Virtual conductor helps software developers orchestrate cutting-edge hardware
The future of computing lies in achieving increasingly higher performance with greater energy efficiency and a compact form. This will power the revolution in intelligent edge-computing applications like self-driving cars and autonomous drones. To do this, software must integrate specialised hardware that dramatically speeds up computations and enhances reliability while reducing memory requirements and power consumption. Until now, it has been quite a challenge. All this is about to change, thanks to the pioneering full-system simulation tool SLX, which considers hardware and software simultaneously.

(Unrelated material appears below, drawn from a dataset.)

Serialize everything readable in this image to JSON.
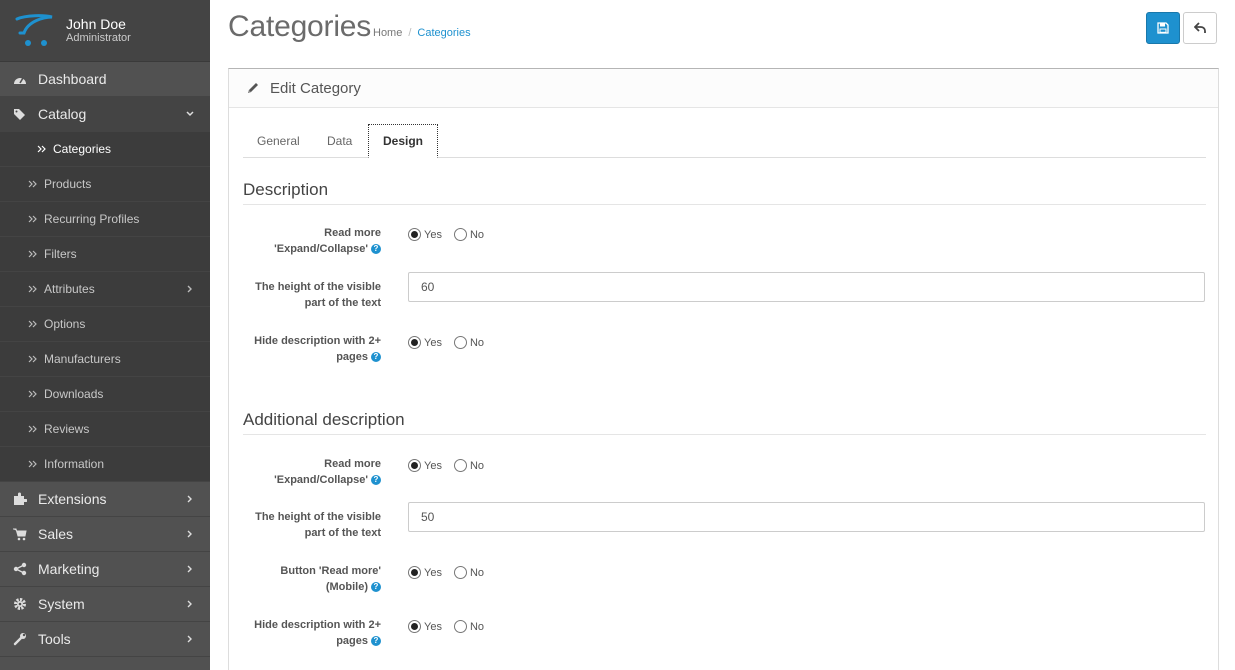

EU funding of the FuSy project supported significant enhancements, optimisation and validation.
Streamlined implementation of accelerated computing
Accelerated computing relies on massive parallel processing and ‘accelerators’ that are highly efficient for certain types of operations and algorithms. The latter include graphics processing units (GPUs) and artificial intelligence accelerators. Offloading common tasks onto these rather than using the central processing unit (CPU) increases computational speed and enhances energy efficiency. In addition, adaptable hardware like field-programmable gate arrays (FPGAs) and adaptive compute acceleration platforms (ACAPs) open the door to programmable hardware accelerators and customised processing. Until now, orchestrating such a symphony of heterogeneous devices has relied on laborious manual coding and off-the-shelf ‘hard-wired’ simulators. This challenging and time-consuming task required high-level hardware expertise. According to Raphael Bruns of Xilinx (formerly of Silexica) and FuSy project coordinator, the FuSy project set out to support the ‘democratisation’ of accelerated computing, enabling software developers to efficiently programme and effectively use these heterogeneous devices.
Automation accelerates application development
The FuSy project supported extension of Silexica’s performance simulation tool to include design space exploration on target devices, user guidance and automation of the software analysis, optimisation and integration processes. What would take months using current state-of-the-art methods can now be accomplished in just a few hours. Bruns provides concrete proof: “The Silexica solution outperformed the hand-optimised algorithm designed for post-quantum cryptography at the National Institute of Standards and Technology in the United States by 43 % and reduced 3 months of manual efforts to a couple of days.” Further, the design space exploration revealed solutions with low latency but high hardware consumption on the targeted FPGA. The solution allows users to define the degree to which latency is prioritised versus area consumption.
Blazing a trail as part of a new team
The company and its full-system simulation tool were a perfect fit for Xilinx, the pioneering silicon vendor company in the US that invented the FPGA, the programmable System-on-Chip, and the ACAP. Silexica is now a subsidiary whose software solutions support the programming of Xilinx’s hardware devices. Still based in Cologne, Germany, the team is expanding rapidly, acquiring talent that will drive its evolution to a centre of excellence for compilers, machine learning, and artificial intelligence. “We are accelerating our democratisation efforts through ever higher levels of abstraction and automation. The world is about to experience a massive revolution of intelligent technologies that will transform our society, our economy, and our industry. Silexica and Xilinx intend to power this revolution with solutions for next-generation high-performance and adaptive computing platforms,” Bruns concludes.
FuSy, computing, simulation, accelerator, accelerated computing, FPGA, Silexica, software, hardware, ACAP, Xilinx